  14. I don't think there's anything to fix with Titan Ridge. Somehow Apple makes it work to support 6K with GPU's that don't support DSC (read my post linked below). The capability required a firmware update for the Blackmagic eGPU's Thunderbolt controller (but I need an AGDCDiagnose output to verify that dual HBR3 is working from the BlackMagic eGPU and Macs - I only have info for dual HBR2 and HBR2 DSC modes). My test with two HBR3 displays with a GC-TITAN RIDGE shows one display can connect at HBR3 speed and the other can connect at HBR speed, which is the same bandwidth as dual HBR2

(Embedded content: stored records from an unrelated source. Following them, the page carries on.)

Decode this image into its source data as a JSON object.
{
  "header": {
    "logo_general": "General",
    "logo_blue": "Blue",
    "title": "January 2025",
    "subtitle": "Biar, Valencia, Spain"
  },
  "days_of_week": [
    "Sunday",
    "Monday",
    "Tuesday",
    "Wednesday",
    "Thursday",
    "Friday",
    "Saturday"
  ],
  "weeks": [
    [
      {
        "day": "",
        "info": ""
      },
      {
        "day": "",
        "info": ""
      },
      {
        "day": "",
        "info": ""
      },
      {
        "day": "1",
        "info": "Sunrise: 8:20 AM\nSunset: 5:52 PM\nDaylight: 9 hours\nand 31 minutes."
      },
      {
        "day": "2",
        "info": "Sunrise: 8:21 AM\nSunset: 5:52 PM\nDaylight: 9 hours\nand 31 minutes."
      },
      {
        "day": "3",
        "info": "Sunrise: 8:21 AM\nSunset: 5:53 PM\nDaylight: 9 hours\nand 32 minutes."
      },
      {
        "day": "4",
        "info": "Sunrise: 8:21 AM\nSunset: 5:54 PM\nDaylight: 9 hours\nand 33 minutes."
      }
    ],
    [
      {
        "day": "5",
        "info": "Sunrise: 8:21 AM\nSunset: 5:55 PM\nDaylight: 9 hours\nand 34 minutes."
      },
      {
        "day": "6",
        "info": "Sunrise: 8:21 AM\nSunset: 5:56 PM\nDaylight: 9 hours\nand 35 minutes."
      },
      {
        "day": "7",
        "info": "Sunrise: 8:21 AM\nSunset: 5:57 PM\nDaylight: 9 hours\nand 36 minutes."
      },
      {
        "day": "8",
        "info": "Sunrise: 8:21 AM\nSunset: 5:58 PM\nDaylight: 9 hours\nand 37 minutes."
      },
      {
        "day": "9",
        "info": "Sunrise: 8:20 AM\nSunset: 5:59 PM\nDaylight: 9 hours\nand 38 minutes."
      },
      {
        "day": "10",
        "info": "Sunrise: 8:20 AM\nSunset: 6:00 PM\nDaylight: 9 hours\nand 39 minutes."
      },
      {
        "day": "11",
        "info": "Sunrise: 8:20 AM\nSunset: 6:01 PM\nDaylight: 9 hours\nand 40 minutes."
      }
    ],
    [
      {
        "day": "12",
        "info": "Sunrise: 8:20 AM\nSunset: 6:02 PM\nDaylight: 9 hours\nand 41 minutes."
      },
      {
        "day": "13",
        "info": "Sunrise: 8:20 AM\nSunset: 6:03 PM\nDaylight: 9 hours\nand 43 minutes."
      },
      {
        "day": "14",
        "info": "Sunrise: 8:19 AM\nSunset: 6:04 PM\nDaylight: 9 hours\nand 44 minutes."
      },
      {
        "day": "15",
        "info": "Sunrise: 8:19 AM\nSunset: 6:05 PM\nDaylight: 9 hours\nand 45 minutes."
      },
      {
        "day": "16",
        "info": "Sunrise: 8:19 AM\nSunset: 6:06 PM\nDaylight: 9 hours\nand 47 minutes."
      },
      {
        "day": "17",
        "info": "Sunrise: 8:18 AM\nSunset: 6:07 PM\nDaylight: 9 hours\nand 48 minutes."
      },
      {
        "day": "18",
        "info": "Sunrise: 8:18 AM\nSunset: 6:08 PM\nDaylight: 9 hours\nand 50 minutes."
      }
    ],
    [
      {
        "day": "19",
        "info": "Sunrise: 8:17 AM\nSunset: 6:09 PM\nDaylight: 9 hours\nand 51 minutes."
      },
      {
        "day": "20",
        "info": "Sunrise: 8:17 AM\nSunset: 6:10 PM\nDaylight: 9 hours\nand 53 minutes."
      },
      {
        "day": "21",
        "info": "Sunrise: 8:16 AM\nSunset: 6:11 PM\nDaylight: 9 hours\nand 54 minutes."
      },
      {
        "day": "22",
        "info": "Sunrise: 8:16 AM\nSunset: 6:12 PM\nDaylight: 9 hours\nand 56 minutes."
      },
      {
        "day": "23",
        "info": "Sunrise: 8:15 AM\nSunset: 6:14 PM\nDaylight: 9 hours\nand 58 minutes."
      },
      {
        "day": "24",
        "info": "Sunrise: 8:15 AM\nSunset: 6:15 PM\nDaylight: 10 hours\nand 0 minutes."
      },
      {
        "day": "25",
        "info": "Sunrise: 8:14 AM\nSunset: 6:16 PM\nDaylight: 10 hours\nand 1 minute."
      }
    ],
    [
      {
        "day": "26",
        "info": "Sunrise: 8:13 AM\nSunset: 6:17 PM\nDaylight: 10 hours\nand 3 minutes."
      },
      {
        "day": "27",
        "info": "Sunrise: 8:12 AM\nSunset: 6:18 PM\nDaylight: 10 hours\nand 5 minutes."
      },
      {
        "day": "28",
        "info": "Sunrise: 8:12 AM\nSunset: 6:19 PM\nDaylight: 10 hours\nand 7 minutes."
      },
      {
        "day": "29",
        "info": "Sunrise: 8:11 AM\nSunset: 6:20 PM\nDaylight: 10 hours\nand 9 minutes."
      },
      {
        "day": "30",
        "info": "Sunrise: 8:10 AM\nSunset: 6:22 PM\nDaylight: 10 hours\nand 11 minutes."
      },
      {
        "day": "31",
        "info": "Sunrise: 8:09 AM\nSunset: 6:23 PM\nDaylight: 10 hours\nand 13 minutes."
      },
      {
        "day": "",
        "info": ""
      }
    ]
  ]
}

  15. Can you link the Snazzy Labs video that shows the display working at 6K on a Surface Laptop 3? DisplayLink is a USB to DisplayPort converter. It doesn't use the GPU. Really, DisplayLink has nothing to do with the XDR or the GPU. Does DisplayLink support 5K dual cable displays like the Dell UP2715K? Maybe. Does DisplayLink support HBR3 or Display Stream Compression (DSC)? I don't think so, therefore it can't support 6K. Read more about RTX, VirtualLink, USB-C, XDR at:
  16. The video should be updated with more info/testing with different PCs/Macs using different connection modes. The XDR has a Titan Ridge Thunderbolt 3 controller which can accept Thunderbolt or USB-C with DisplayPort alt mode input (Thunderbolt is also an alt mode of USB-C). The XDR supports the following input modes: 1440p HBR (good for booting) 4K 10bpc HBR2 5K 8bpc HBR3 (not sure about this one - needs testing with a DisplayPort 1.4 GPU that doesn't support DSC) 5K 10bpc HBR2x2 Thunderbolt 3 (from Alpine Ridge) 6K 12bpc HBR2 DSC 6K 12bpc? HBR3x
  17. Thunderbolt 2 supports dual DisplayPort 1.2, so shouldn't the max bandwidth be 20 Gbps instead of 17.28 Gbps, like you did for Titan Ridge with dual DisplayPort 1.4? You already have a DisplayPort 1.2 option so there isn't much reason to keep Thunderbolt 2 the same (unless the extra 2.72 Gbps cannot be used). With Titan Ridge, the extra 5.44 Gbps allows the Apple Pro Display XDR to run at 6K 60Hz 10bpc RGB using a dual link SST DisplayPort 1.4 HBR3 connections without DSC. Computers that support DSC (macOS/Windows: 5300M, 5500M, W5700X, maybe 5700XT?; Windows: RTX) use a single lin